Airmen tested, entertained during Ring Wars

  • Published
  • By Tech. Sgt. Nathan Gallahan
  • 28th Bomb Wing Public Affairs
Bloody mats, smiling faces and emergency room visits were all that remained after Airmen here witnessed 13 mixed martial arts fights June 17 at the Bellamy Fitness Center.

The 28th Force Support Squadron invited Ring Wars, a local mixed-martial arts organization, on base to entertain Airmen and their families, and allow others to test their mettle in the ring.

One of the fighters, Staff Sgt. Daniel Turner, is a soft spoken finance auditor assigned to the Air Force Financial Services Center. Sergeant Turner has been wrestling for most of his life and over the past few years he's been training to fight in the styles of muay thai, ju-jitsu and basic freestyle, yet he lacked fist-to-face experience.

"I have never gotten into a fistfight in my entire life," he said two hours prior to stepping into the ring.

He had never even punched anyone or received a punch until a few weeks ago during training. When he was asked how it felt the first time he popped someone in the head, he simply replied, "It felt good."

Odds weren't in his favor as he stepped into the ring against an experienced fighter.

Yet they quickly turned once the fight was on. It started with some low kicks before Sergeant Turner caught his opponent's leg and took the fight to the mat. After some grappling and a few punches, Sergeant Turner's opponent made a mistake he was able to capitalize on ... he widened his legs. It was just enough to allow Sergeant Turner to break free from his opponents guard, sweep around and take his back, in a maneuver U.S. Navy Seals would be proud of. In a millisecond he had his opponent's neck locked in his arms, draining the fighter's spirit.

Approximately 35 seconds after it started, Sergeant Turner won his first fight by tap out.

Another highlight of the evening was when Senior Airman Jerel Guyton, 28th Medical Support Squadron, health services management technician, stepped into the ring. Airman Guyton has been training for about two years and said he prides himself on being a well-rounded, muay thai and ju-jitsu fighter, with a concentration on striking and his ground game. His Ring Wars battle marks his first official fight.

"This is something I've had a passion to do since I was young, but my mom didn't want me to get into it," he said. "I feel like I have to make a statement ... I'm a lot stronger than people think. I have a lot of heart when it comes to fighting; I have that will to win regardless of who I'm fighting."

Airman Guyton wasn't there alone; along with his trainers at his back; he had several friends in the crowd cheering him on.

"I'm excited," said Senior Airman Richard Morgan, 28th MDSS patient administrator. "I want to see Airman Guyton win. He's talked about fighting for awhile."
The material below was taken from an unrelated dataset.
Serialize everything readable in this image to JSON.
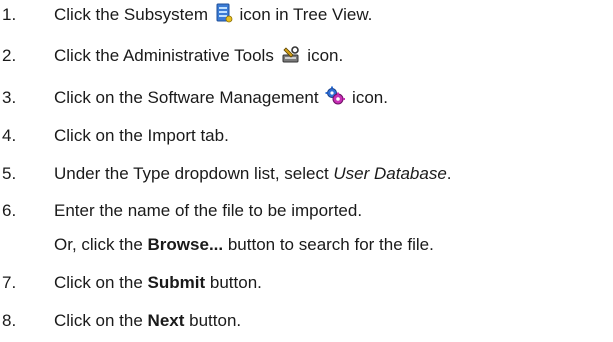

There was no more time for talk as Airman Guyton stepped into the ring. He looked confident, calm and collected ... ready to tear his opponent to pieces. From the onset, he owned "violence of action," one major rule of close quarters combat. He charged at his opponent and landed a quick left jab followed by two hard right hooks, rattling the fighter. Airman Guyton kept striking.

His right arm resembled a jackhammer as he repeatedly pounded into his opponent's face. The battle was stopped by the referee in less than 15 seconds; His opponent lay bleeding and unconscious for more than three minutes. Air Force medical technicians were immediately on hand to assist, prep and transport the fallen fighter to the Rapid City Regional Hospital Emergency Room.

Airman Guyton's first fight was a win by knockout.

"This is awesome," exclaimed Airman Morgan. "I would go to every fight if they offered them here."

Airman Morgan's wife, Katie Morgan, didn't share the same sentiments. "This is my first time watching a fight like this," she said. "I don't like watching this fighting and I don't understand it. I'm just here to support Airman Guyton."

While some loved and others hated the experience of Ring Wars, the event was a success. More than 700 fans packed the Bellamy Fitness Center.

"We were looking for an event for Airmen and we went outside the gate to find something popular," said Rick Ives, Bellamy Fitness Center director. "We're testing this for Airmen. If it's a success, we'll do more."